• SOURCE INFORMATION
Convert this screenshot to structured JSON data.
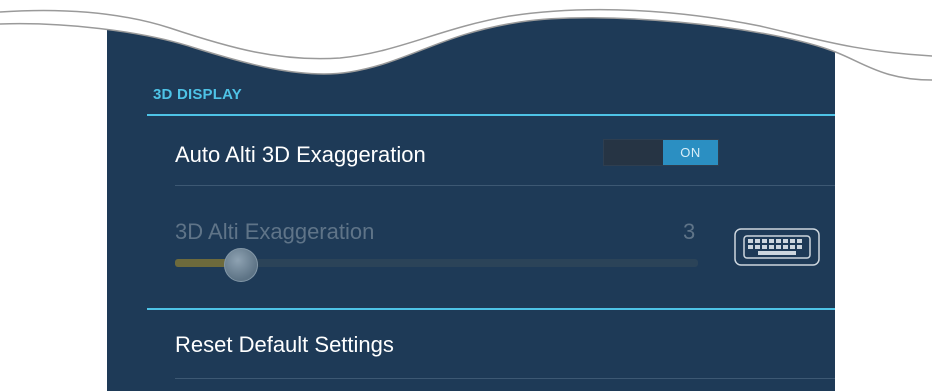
{
  "section": {
    "title": "3D DISPLAY"
  },
  "auto_exaggeration": {
    "label": "Auto Alti 3D Exaggeration",
    "toggle_state": "ON"
  },
  "exaggeration": {
    "label": "3D Alti Exaggeration",
    "value": "3",
    "slider_fraction": 0.12
  },
  "reset": {
    "label": "Reset Default Settings"
  },
  "icons": {
    "keyboard": "keyboard-icon"
  },
  "colors": {
    "panel_bg": "#1e3a57",
    "accent": "#4ec3e6",
    "toggle_on": "#2b8fc2",
    "disabled_text": "#5f7488"
  }
}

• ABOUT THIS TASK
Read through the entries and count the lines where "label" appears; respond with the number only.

• FINAL ANSWER
3